Delta Air Lines, Inc. is a noteworthy American carrier, with its central station and biggest center point at Hartsfield–Jackson Atlanta International Airport in Atlanta, Georgia. The aircraft alongside its auxiliaries and provincial subsidiaries work more than 5,400 flights a day by day and serve a broad household and global system that incorporates 334 destinations in 64 nations on six mainlands, according to the reports generated in June 2015. It is working on the collaboration with Air France-KLM, Alitalia, Virgin Atlantic, and Virgin Australia. The flights are being operated regionally under the title name Delta Connection.
The normal operations of the Delta airlines were badly affected due to the power break down. The filth schedules were badly affected, and it seemed that everything turned upside down. The airports were filled with a number of people waiting for the flights to take off. Just after one day, of the power breakdown, on Tuesday 300 more flights were grounded. The major reason quoted by the spokesman is the power cut down at the headquarters based in Atlanta. This resulted in a heavy operational collapse as almost 1,000 flights were canceled and passengers of about 3,000 flights worldwide had to bear the brunt of delays.

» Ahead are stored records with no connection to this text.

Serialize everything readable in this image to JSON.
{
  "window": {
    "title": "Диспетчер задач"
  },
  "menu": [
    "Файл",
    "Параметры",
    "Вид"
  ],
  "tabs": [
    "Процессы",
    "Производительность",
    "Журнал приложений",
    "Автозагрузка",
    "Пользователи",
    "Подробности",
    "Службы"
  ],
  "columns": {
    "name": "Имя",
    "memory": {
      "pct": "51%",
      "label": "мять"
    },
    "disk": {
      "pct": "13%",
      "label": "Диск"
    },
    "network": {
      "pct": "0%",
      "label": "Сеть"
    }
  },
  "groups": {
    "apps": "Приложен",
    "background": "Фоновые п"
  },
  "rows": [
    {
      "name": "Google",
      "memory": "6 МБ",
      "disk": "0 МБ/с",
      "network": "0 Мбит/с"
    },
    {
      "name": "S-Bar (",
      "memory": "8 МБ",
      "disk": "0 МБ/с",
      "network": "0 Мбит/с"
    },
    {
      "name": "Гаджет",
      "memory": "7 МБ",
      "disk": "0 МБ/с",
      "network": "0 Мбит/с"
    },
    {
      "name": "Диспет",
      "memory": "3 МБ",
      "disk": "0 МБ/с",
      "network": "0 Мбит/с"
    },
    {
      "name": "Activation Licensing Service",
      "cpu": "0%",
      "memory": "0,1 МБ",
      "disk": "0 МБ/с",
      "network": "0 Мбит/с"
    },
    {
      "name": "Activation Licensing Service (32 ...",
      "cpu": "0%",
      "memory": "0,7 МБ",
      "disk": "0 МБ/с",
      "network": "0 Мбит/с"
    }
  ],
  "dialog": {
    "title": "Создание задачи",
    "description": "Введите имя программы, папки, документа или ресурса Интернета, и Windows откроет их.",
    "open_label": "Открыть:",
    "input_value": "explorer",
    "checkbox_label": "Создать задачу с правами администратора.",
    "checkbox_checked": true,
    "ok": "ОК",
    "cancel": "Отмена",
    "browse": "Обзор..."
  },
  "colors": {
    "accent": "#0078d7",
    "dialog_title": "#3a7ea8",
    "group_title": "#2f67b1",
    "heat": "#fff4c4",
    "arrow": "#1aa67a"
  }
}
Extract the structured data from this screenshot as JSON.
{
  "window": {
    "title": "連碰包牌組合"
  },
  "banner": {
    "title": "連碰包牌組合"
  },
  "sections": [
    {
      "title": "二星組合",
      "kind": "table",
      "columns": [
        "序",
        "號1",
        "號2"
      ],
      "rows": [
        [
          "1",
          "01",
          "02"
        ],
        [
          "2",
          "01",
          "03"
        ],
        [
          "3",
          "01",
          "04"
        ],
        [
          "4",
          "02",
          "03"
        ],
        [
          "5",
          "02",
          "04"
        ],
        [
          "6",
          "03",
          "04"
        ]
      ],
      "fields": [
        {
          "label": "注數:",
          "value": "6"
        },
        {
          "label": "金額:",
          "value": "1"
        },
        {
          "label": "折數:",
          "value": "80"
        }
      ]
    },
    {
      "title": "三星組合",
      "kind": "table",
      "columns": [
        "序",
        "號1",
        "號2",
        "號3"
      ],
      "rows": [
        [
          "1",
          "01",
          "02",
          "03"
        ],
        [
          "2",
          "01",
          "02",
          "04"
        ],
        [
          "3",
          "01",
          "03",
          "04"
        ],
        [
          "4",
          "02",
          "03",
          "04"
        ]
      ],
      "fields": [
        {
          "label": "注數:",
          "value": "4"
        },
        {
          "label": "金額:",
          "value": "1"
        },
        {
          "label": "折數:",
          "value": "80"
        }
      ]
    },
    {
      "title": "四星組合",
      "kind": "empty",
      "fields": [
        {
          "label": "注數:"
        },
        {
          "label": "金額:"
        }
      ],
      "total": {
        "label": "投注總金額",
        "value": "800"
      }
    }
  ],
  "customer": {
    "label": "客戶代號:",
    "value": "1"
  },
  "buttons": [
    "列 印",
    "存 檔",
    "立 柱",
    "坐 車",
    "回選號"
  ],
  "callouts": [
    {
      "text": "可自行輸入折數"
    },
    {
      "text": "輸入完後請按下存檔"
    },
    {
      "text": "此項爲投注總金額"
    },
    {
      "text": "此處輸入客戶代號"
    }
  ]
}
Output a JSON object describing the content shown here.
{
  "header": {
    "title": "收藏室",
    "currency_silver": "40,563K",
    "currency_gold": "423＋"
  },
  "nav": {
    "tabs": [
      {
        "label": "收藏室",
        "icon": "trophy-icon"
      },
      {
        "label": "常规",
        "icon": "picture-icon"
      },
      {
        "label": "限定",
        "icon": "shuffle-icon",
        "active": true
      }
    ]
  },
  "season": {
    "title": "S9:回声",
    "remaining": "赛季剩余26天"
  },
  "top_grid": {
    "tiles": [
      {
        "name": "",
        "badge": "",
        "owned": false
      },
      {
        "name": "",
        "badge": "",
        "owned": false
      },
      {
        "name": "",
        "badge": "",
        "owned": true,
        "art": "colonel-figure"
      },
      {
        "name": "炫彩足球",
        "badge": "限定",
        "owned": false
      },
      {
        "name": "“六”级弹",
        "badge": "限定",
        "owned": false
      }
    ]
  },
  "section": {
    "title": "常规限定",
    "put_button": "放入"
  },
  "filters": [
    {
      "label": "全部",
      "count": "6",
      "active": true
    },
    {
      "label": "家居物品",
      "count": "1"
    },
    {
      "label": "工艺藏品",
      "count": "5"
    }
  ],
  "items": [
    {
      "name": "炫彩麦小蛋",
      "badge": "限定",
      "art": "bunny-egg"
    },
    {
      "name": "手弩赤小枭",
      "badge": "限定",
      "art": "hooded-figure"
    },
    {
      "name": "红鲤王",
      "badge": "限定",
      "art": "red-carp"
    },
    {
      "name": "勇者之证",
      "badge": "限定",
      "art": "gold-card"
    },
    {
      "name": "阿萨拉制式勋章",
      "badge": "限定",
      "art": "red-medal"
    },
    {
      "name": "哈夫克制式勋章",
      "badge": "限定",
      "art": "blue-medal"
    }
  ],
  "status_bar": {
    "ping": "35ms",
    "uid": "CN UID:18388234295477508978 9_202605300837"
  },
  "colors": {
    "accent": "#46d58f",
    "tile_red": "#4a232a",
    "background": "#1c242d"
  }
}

The officials are confident that soon they will resolve the issue by returning to the recovery mode. According to the Senior Vice President of the company, Dave Holtz”We were able to bring our systems back on line and resume flights within a few hours yesterday, but we are still operating in recovery mode.” At the same time, he stated that besides every effort there are chances of further inconvenience for the travelers traveling nationally and internationally. The financial losses have not been made public yet, but no doubt these losses will be much more than a common man can think. The company has to reimburse and pay $200 (£154) vouchers to passengers whose flights are canceled or delayed by more than three hours.